- [Exercise directions]: Would you tally how many lines in the records include the word "JSON"? Reply with the number only.

- [Input data]:
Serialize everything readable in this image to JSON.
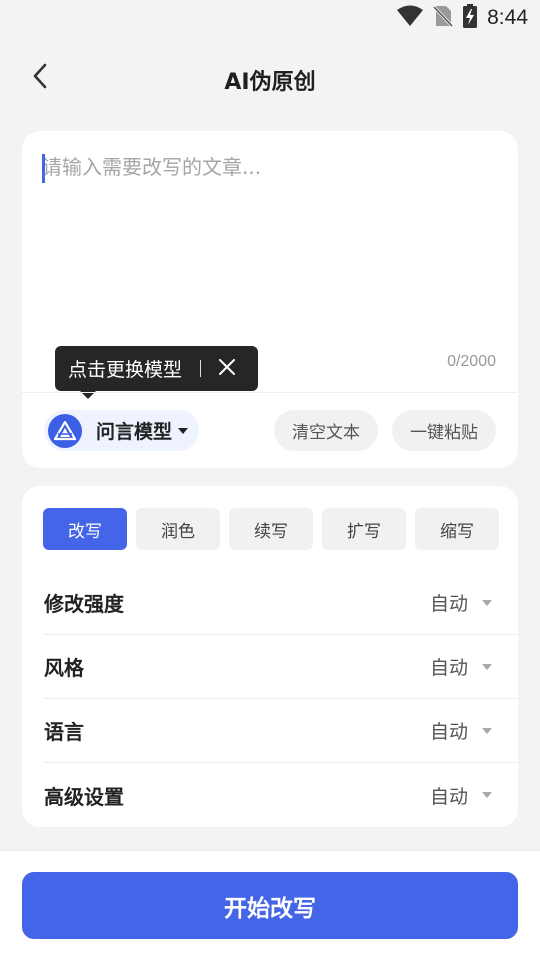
{
  "status_bar": {
    "time": "8:44",
    "icons": [
      "wifi-icon",
      "no-sim-icon",
      "battery-charging-icon"
    ]
  },
  "header": {
    "title": "AI伪原创",
    "back_icon": "chevron-left-icon"
  },
  "input": {
    "placeholder": "请输入需要改写的文章...",
    "value": "",
    "char_count": "0/2000"
  },
  "tooltip": {
    "text": "点击更换模型",
    "close_icon": "close-icon"
  },
  "model": {
    "label": "问言模型",
    "logo_icon": "model-logo-icon"
  },
  "actions": {
    "clear_label": "清空文本",
    "paste_label": "一键粘贴"
  },
  "modes": [
    {
      "label": "改写",
      "active": true
    },
    {
      "label": "润色",
      "active": false
    },
    {
      "label": "续写",
      "active": false
    },
    {
      "label": "扩写",
      "active": false
    },
    {
      "label": "缩写",
      "active": false
    }
  ],
  "settings": [
    {
      "label": "修改强度",
      "value": "自动"
    },
    {
      "label": "风格",
      "value": "自动"
    },
    {
      "label": "语言",
      "value": "自动"
    },
    {
      "label": "高级设置",
      "value": "自动"
    }
  ],
  "submit": {
    "label": "开始改写"
  },
  "colors": {
    "accent": "#4565e8",
    "background": "#f2f3f5",
    "card": "#ffffff",
    "tooltip": "#262626"
  }
}
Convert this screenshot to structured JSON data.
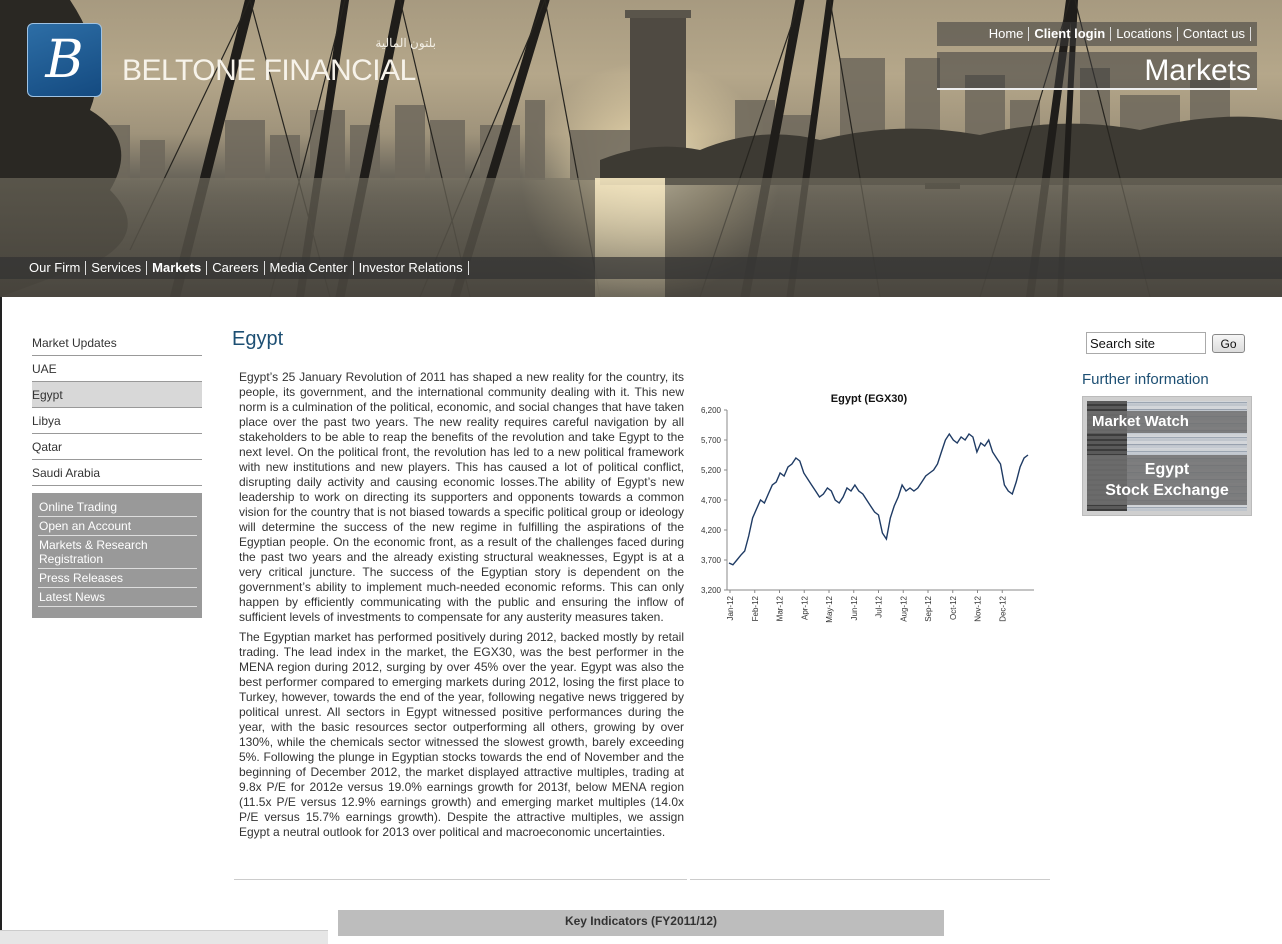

- [Exercise solution]: 2